When I think back on Lisbon, I’ll think of it mostly as a city of neighborhoods, a collection of distinct areas, each with their own manifold charms. I didn’t set foot inside a single museum while in Lisbon, but I happily passed my time wandering through different sections of the city, concentrating mostly on Bairro Alto, the Alfama, and Baixa. And while each neighborhood certainly had its own merits (and I will be writing about each in turn), I found myself most drawn to the Bairro Alto, the elegant, old neighborhood perched atop the city.
To get to the Bairro Alto, you can hop a funicular (the Elevador da Gloria) to the top, or you can walk up one of the several sets of staircases that lead to the neighborhood.
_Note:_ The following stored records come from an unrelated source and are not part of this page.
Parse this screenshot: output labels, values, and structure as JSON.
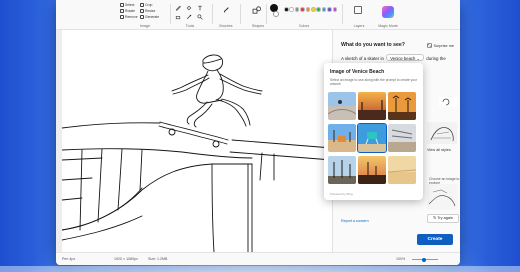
{
  "toolbar": {
    "groups": [
      {
        "id": "image",
        "label": "Image"
      },
      {
        "id": "tools",
        "label": "Tools"
      },
      {
        "id": "brushes",
        "label": "Brushes"
      },
      {
        "id": "shapes",
        "label": "Shapes"
      },
      {
        "id": "colors",
        "label": "Colors"
      },
      {
        "id": "layers",
        "label": "Layers"
      },
      {
        "id": "magic_mode",
        "label": "Magic Mode"
      }
    ],
    "image_buttons": [
      "Select",
      "Crop",
      "Rotate",
      "Resize",
      "Remove",
      "Generate"
    ],
    "colors": {
      "primary": "#111111",
      "secondary": "#ffffff",
      "palette": [
        "#111111",
        "#ffffff",
        "#8a8a8a",
        "#e23a3a",
        "#f08a24",
        "#f3d21f",
        "#2fb34a",
        "#2a9dd8",
        "#6a4bd6",
        "#c83ad0"
      ]
    }
  },
  "cocreator": {
    "title": "What do you want to see?",
    "surprise_label": "Surprise me",
    "prompt_prefix": "A sketch of a skater in",
    "prompt_chip": "Venice beach",
    "prompt_suffix": "during the",
    "view_all_label": "View all styles",
    "explore_label": "Choose an image to explore",
    "try_again_label": "Try again",
    "report_label": "Report a concern",
    "create_label": "Create"
  },
  "popup": {
    "title": "Image of Venice Beach",
    "subtitle": "Select an image to use along with the prompt to create your artwork",
    "footer": "Powered by Bing",
    "images": [
      {
        "name": "skate-park-photo"
      },
      {
        "name": "pier-sunset-photo"
      },
      {
        "name": "palm-street-photo"
      },
      {
        "name": "lifeguard-tower-photo",
        "selected": true
      },
      {
        "name": "palm-silhouette-photo"
      },
      {
        "name": "beach-sunset-photo"
      }
    ]
  },
  "statusbar": {
    "tool": "Pen 4px",
    "dimensions": "1920 × 1080px",
    "size": "Size: 1.2MB",
    "zoom": "100%"
  },
  "icons": {
    "surprise": "dice-icon",
    "refresh": "refresh-icon",
    "panel_close": "close-icon"
  }
}
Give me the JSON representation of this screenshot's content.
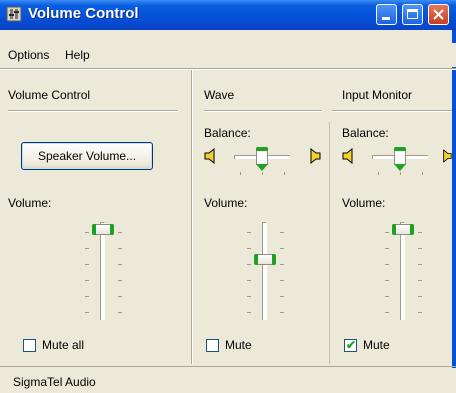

The first time I went, I opted for the funicular, mostly so I could say I rode a trolley while in Lisbon. The old-fashioned vehicles are a fun experience, so why not hop aboard at least once while there?
The funicular drops you off near the Garden of San Pedro de Alcantara, a lovely park overlooking downtown Lisbon. While the gardens themselves are nice, for my money, their real value lies in the vantage point they provide. For me, standing in the park and looking out onto the beautiful city below was definitely a “pinch me, I’m in Lisbon” moment.
On my first visit to Bairro Alto, I grabbed lunch at Cervejaria Trindade, a 13th-century monastery turned restaurant and beer hall whose dining room features beautiful tile work. The restaurant is pretty popular among tourists, so while I went to see the history and beauty of the building, I was skeptical that I’d also find a good meal there. However, I was pleasantly surprised by how much I enjoyed my food. My steak was downright delicious (can you see it covered under the layer of fries?) and my dessert (a custard-y and sugary creation whose name escapes me) was almost as yummy.
For me, the Bairro Alto’s primary appeal was found in the beautiful buildings lining its streets, but I did take a few minutes to pop into some more conventional landmarks, too. The Church of Sao Roque featured some seriously decked out chapels and was worth a look:
Likewise, the Carmo Convent Ruins were also fun to explore. The Convent was mostly destroyed during Lisbon’s major 1755 earthquake; only its skeletal ruins stand today. There’s also a small museum at the site, but for me, wandering among the ruins was the most interesting – and beautiful – part.
Cathedrals and convents aside, like I mentioned, my favorite part of the Bairro Alto was its streets. I could have wandered around the neighborhood forever, and perhaps I would have, if not for the intermittent rain showers that plagued my weekend in Lisbon. Even in the rain, though, looking up at Bairro Alto’s many architectural gems was a pleasure.
I mean, come on – can you deny that Bairro Alto is a beauty? With buildings and balconies and colors like these, I couldn’t help but fall in love with this little slice of elegant Lisbon.